The Lisbon Metropolitan Area is a metropolitan area in Portugal centered on Lisbon, the capital and largest city of the country. The metropolitan area, covering 18 municipalities is the largest urban area in the country and the 10th largest in the European Union, with a population in 2015 of 2,812,678 in an area of 3,015.24 km².
Odivelas is a city and a municipality in Lisbon metropolitan area, Portugal, in the Lisbon District and the historical and cultural Estremadura Province. The municipality is located 10 km northwest of Lisbon. The present Mayor is Hugo Martins, elected by the Socialist Party. The population in 2011 was 144,549, in an area of 26.54 km2 (10.25 sq mi).
Calheta is a municipality on the southwest coast of Madeira, Portugal. The population in 2011 was 11,521, in an area of 111.50 km2.
Machico is a municipality, parish and city in the southeast part of the island of Madeira, in the Autonomous Region of Madeira. The easternmost municipality on the island, it is also the third-most populous area with a population of 21,828 in 2011. The town, proper, had a population of 10,894 in 2001.
The metropolitan area is a type of administrative division in Portugal. Since the 2013 local government reform, there are two metropolitan areas: Lisbon and Porto. The metropolitan areas of Lisbon and Porto were created in 1991. A law passed in 2003 supported the creation of more metropolitan areas, under the conditions that they consisted of at least nine municipalities (concelhos) and had at least 350,000 inhabitants. Several metropolitan areas were created under this law, but a law passed in 2008 abolished these, converting them into intermunicipal communities, whose territories are (roughly) based on the NUTS III statistical regions.

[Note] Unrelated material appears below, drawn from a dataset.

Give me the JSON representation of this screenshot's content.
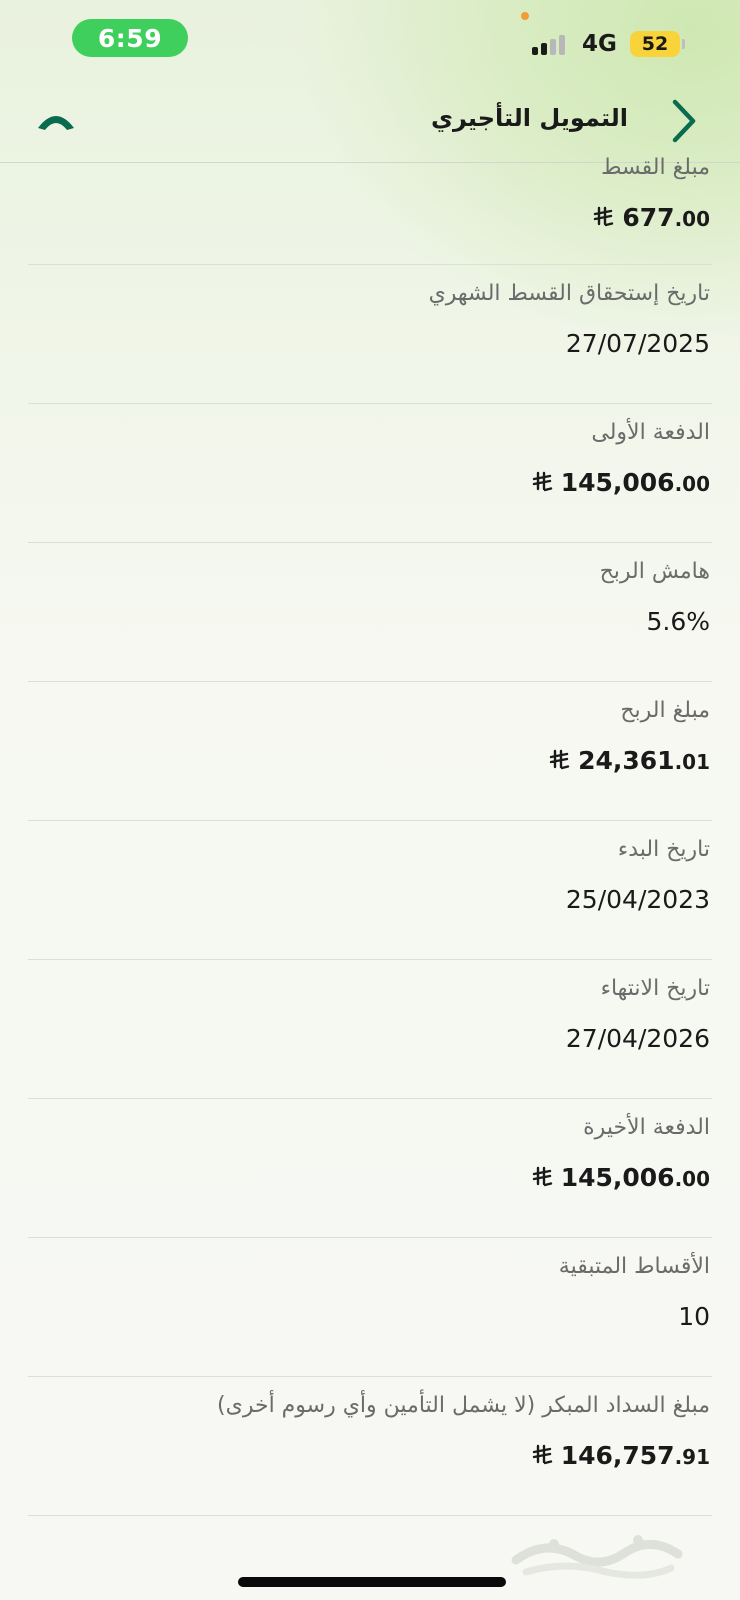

The Portuguese local elections of 1976 took place on 12 December. They were the first local elections in Portugal. The democratic revolution of 1974 introduced the concept of democratic local power, that should be exerted by the citizens in their towns and cities.
The subdivisions of Portugal are based on a complicated administrative structure. The second-level administrative division, after the 5 regions and 2 autonomous regions, is 308 municipalities (concelhos) which are further subdivided into 3091 civil parishes (freguesias).
Ponta Delgada is the largest municipality (concelho) and economic capital of the Autonomous Region of the Azores in Portugal. It is located on São Miguel Island, the largest and most populous in the archipelago. The population in 2011 was 68,809, in an area of 232.99 square kilometres. There are 17,629 residents in the three central civil parishes that comprise the historical city: São Pedro, São Sebastião, and São José. Ponta Delgada became the region's administrative capital under the revised constitution of 1976; the judiciary and Catholic see remained in the historical capital of Angra do Heroísmo while the Legislative Assembly of the Azores was established in Horta.
The Nomenclature of Territorial Units for Statistics (NUTS) is developed by Eurostat, and employed in Portugal for statistical purposes. The NUTS branch extends from NUTS1, NUTS2 and NUTS3 regions, with the complementary LAU sub-categorization being used to differentiate the local areas, of trans-national importance.
The term "provinces" has been used throughout history to identify regions of continental Portugal. Current legal subdivisions of Portugal do not coincide with the provinces, but several provinces, in their 19th- and 20th-century versions, still correspond to culturally relevant, strongly self-identifying categories. They include:
The present Portuguese order of precedence is defined by the Law of the Precedences of Protocol of the Portuguese State of 25th August 2006. This defines the following precedence: